"Our concern is that as the sensitivity of the test improves it will impact on the ability of manufacturers to confidently label their products as gluten free,": Penny Dellsperger.
"Our concern is that as the sensitivity of the test improves it will impact on the ability of manufacturers to confidently label their products as gluten free": Penny Dellsperger. Photo: Steve Christo

Neil McMahon

The food standard for gluten-free products may be relaxed to encourage manufacturers to stay in the market.

Coeliac Australia said it would support an application being prepared by the Australian Food and Grocery Council to have the gluten free-definition modified by Food Standards Australia.

It fears that meeting the existing standard will become so onerous food manufacturers will abandon the market altogether.

"Our concern is that as the sensitivity of the test improves it will impact on the ability of manufacturers to confidently label their products as gluten free,'' said Penny Dellsperger of Coeliac Australia. ''We might lose the term gluten free all together."

An Australian Food and Grocery Council spokesman confirmed it was backing the new labelling standards ''because eventually no one will be able to claim [their products] are gluten free at all".

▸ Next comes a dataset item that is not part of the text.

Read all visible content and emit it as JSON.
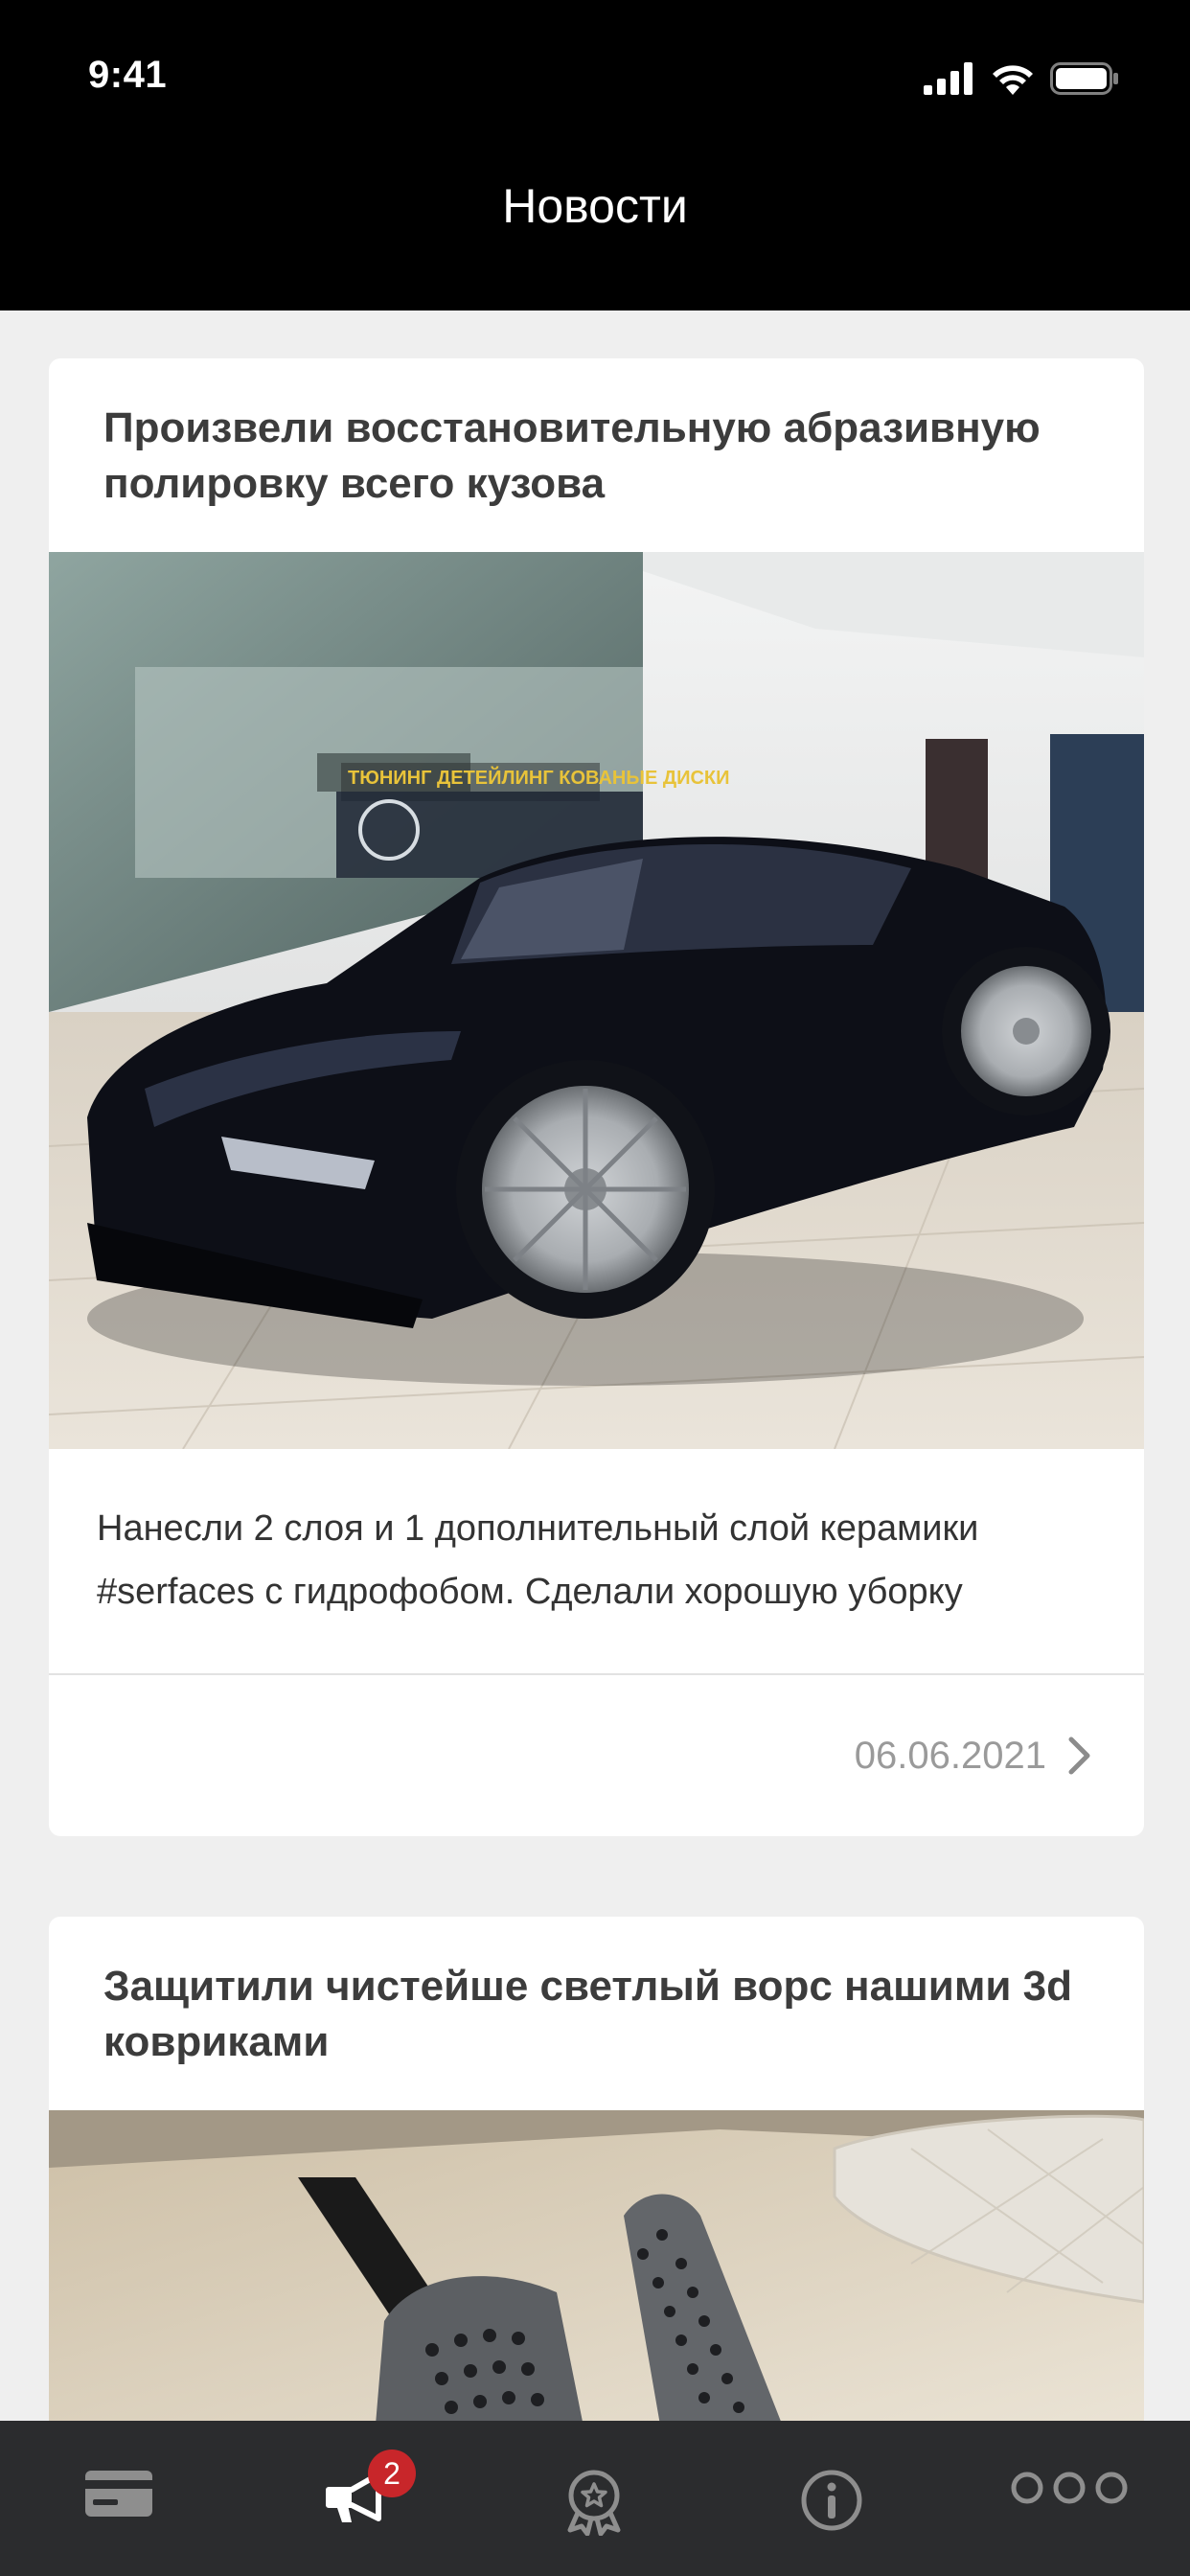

Nutritionist Dr Jaci Barrett said existing labelling standards were unsustainable. "Our cut-off of what is gluten-free food has been driven by the improvement in laboratory techniques … we've ended up with this very strict cut-off and the possibility is that it ends up cutting it right back and people don't need it reduced to that extent."

Debate about the changes coincides with additional concerns that gluten-free diets are being widely embraced by people who have no medical need to follow the regimen.

''That comes at a cost,'' Ms Dellsperger said.

"There's a perception that people who are gluten free are just fussy. For those with coeliac disease, the gluten-free diet is a medical necessity - it's not a lifestyle choice - so you can get tarred with that same brush and not taken as seriously."

Coeliac disease affects approximately 1 per cent of the population.